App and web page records
********************

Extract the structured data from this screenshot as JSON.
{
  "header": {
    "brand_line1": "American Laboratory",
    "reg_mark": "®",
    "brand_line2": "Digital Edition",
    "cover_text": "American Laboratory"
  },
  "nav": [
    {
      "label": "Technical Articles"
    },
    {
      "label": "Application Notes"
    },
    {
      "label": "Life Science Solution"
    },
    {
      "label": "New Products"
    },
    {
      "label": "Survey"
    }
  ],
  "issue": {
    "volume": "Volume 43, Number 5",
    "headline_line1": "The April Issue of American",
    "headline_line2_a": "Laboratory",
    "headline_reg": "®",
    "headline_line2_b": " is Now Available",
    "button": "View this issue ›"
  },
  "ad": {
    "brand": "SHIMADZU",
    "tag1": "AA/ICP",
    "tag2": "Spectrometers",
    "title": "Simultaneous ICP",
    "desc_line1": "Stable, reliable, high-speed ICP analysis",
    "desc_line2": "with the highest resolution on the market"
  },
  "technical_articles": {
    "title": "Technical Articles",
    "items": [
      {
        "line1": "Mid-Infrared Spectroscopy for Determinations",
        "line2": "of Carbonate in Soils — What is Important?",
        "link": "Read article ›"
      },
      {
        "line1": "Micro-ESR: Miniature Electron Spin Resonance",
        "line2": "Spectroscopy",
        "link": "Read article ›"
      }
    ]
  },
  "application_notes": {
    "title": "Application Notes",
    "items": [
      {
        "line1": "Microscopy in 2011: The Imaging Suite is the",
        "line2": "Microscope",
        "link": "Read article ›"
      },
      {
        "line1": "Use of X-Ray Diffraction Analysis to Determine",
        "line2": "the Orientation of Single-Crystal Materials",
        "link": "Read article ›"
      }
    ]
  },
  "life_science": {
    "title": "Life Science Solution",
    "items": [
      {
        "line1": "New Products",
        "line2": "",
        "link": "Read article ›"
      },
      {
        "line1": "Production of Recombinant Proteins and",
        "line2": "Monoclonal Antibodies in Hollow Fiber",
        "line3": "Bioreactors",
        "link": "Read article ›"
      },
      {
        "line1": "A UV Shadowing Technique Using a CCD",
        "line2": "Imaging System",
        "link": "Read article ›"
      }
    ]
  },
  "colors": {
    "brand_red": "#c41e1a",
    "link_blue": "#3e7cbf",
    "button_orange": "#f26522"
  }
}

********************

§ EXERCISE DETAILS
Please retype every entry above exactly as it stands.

§ FINISHED TASK
Extract the structured data from this screenshot as JSON.
{
  "header": {
    "brand_line1": "American Laboratory",
    "reg_mark": "®",
    "brand_line2": "Digital Edition",
    "cover_text": "American Laboratory"
  },
  "nav": [
    {
      "label": "Technical Articles"
    },
    {
      "label": "Application Notes"
    },
    {
      "label": "Life Science Solution"
    },
    {
      "label": "New Products"
    },
    {
      "label": "Survey"
    }
  ],
  "issue": {
    "volume": "Volume 43, Number 5",
    "headline_line1": "The April Issue of American",
    "headline_line2_a": "Laboratory",
    "headline_reg": "®",
    "headline_line2_b": " is Now Available",
    "button": "View this issue ›"
  },
  "ad": {
    "brand": "SHIMADZU",
    "tag1": "AA/ICP",
    "tag2": "Spectrometers",
    "title": "Simultaneous ICP",
    "desc_line1": "Stable, reliable, high-speed ICP analysis",
    "desc_line2": "with the highest resolution on the market"
  },
  "technical_articles": {
    "title": "Technical Articles",
    "items": [
      {
        "line1": "Mid-Infrared Spectroscopy for Determinations",
        "line2": "of Carbonate in Soils — What is Important?",
        "link": "Read article ›"
      },
      {
        "line1": "Micro-ESR: Miniature Electron Spin Resonance",
        "line2": "Spectroscopy",
        "link": "Read article ›"
      }
    ]
  },
  "application_notes": {
    "title": "Application Notes",
    "items": [
      {
        "line1": "Microscopy in 2011: The Imaging Suite is the",
        "line2": "Microscope",
        "link": "Read article ›"
      },
      {
        "line1": "Use of X-Ray Diffraction Analysis to Determine",
        "line2": "the Orientation of Single-Crystal Materials",
        "link": "Read article ›"
      }
    ]
  },
  "life_science": {
    "title": "Life Science Solution",
    "items": [
      {
        "line1": "New Products",
        "line2": "",
        "link": "Read article ›"
      },
      {
        "line1": "Production of Recombinant Proteins and",
        "line2": "Monoclonal Antibodies in Hollow Fiber",
        "line3": "Bioreactors",
        "link": "Read article ›"
      },
      {
        "line1": "A UV Shadowing Technique Using a CCD",
        "line2": "Imaging System",
        "link": "Read article ›"
      }
    ]
  },
  "colors": {
    "brand_red": "#c41e1a",
    "link_blue": "#3e7cbf",
    "button_orange": "#f26522"
  }
}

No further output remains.